"People may not be aware that part of my role is to make people see that Infosys is a company that will welcome people from a very diverse set of backgrounds and cultures," says Korhonen, who joined the IT services company last year.

Korhonen highlights the issue of attracting talent, as she says this is one challenge CIOs in New Zealand and overseas will face once the market picks up and budgets are approved for "transformation initiatives".

This situation, she says, will lead enterprises to ask questions such as; "What programmes do I need in place in my company to attract women? Is there anything special I need to do so they will put up their hand to work in my organisation?"

For Korhonen, the diversity programme involves recruiting from half of the population, women, and people from various ethnic backgrounds and personal situations.

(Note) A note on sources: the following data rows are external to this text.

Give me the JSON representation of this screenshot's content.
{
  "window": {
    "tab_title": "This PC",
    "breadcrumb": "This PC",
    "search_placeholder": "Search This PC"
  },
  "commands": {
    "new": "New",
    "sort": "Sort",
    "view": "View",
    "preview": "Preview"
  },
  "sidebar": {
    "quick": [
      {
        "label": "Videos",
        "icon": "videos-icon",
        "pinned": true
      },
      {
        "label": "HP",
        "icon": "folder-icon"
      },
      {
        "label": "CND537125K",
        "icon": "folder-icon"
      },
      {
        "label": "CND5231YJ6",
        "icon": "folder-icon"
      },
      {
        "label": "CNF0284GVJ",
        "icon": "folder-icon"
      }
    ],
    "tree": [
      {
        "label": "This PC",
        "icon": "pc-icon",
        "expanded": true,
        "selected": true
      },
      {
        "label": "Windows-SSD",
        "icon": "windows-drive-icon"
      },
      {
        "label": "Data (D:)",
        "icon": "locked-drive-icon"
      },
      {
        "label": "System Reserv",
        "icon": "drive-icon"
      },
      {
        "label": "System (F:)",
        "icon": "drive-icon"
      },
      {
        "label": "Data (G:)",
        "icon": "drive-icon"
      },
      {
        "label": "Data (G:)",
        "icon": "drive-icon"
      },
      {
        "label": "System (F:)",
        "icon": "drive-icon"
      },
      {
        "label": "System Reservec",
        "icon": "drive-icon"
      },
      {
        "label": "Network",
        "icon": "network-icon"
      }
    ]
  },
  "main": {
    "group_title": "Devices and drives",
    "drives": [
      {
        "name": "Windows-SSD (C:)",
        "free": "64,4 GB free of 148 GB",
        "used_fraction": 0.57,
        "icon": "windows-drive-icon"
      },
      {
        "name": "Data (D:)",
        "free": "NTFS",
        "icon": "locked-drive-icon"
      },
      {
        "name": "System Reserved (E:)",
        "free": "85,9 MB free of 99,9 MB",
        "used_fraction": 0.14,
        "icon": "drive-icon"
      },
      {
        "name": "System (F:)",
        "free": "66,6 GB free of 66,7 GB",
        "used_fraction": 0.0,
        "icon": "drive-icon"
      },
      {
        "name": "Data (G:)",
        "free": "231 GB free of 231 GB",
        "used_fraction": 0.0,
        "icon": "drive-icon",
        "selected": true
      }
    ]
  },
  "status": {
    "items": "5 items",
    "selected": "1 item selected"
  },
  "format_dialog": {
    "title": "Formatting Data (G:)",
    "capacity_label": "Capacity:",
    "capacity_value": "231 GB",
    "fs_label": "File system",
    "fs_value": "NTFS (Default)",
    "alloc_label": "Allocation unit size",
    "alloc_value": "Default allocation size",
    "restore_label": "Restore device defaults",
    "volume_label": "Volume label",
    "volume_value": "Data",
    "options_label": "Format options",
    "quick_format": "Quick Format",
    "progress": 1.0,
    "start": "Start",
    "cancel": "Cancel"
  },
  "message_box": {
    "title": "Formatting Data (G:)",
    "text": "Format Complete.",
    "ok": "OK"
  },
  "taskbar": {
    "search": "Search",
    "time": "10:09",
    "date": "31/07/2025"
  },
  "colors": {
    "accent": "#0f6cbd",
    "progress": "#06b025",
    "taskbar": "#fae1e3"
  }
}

Korhonen says Infosys has just launched a scholarship with Monash University in Australia to sponsor indigenous students who are doing IT studies. The company will also provide them with work experience. She also talks to industry groups like Women in ICT in Victoria, and to students on having a career in ICT.

Korhonen, who has been working in ICT for some 25 years, is a suitable speaker for such forums. At the University of Sydney, where she completed a dual science and chemical engineering degree, she recalls being one of just a handful of females in class. After graduation she joined IBM.

She has worked in global sourcing for IBM across the Asia Pacific. From 1985 to 2008, she lived in Australia, Singapore and China working on "huge, multi-billion dollar mega-deals that carried significant risk". This stint gave her the best possible preparation for her current role, she says.

She recalls being involved in very large deal making opportunities. "They were called megadeals and they are very binary. You win big or you lose big," says Korhonen. "Those engagements last a year or more. They were very absorbing when you don't win. It is quite a setback for you at the time," she says.

"Personally it helps to become a bit more resilient. Over anyone's career there are good things and setbacks that happen. The people who have long lasting careers are the ones who can take those setbacks, learn from them, and keep going and not let them become absorbed by the disappointment."

This resiliency can be traced to her background as a professional tennis player in her teens. "Sport teaches good lessons that are relevant in other parts of your life," says Korhonen who competed in the European circuit.

Two strategies helped her rise through the ranks.

The first, she says, was to put in the hard yards into any role she took on, and second is she asked to work in a business area that the company has targeted for growth.

"You have to be committed to whatever role you have at the time. You have to be the sort person who will be prepared to accept setbacks and keep going."

Another insight she gives that worked for her as she forged a career in the ICT supplier and vendor side, is putting yourself into the strategic areas of the business, a new business area or one targeted for growth. "That is where the investment will come, where you will get noticed by the CEO and where they will put the business in the future."

"You have to position yourself at the forefront of where your company wants to go," says Korhonen. "This opportunity lies maybe in assignments overseas, in different cultures.

"The industry is increasingly becoming global and I think an individual's ability to work cross culturally and to be able to pick up ways of doing business in different countries, and understand some of the nuances of that culture, is an important skill."

Working in a global organisation is also useful as she has an international network of colleagues. They share what is happening in their marketplace and emerging trends. "They give me different perspectives on where the industry is going."

Those who are developing a career in ICT should expect a lot of changes, she says. "If anything, the rate of change is going to accelerate... Many of the jobs that will need to be done 10 years from now don't even exist today. Be prepared to keep updating your skills, be prepared for the industry to change around you very rapidly and be flexible."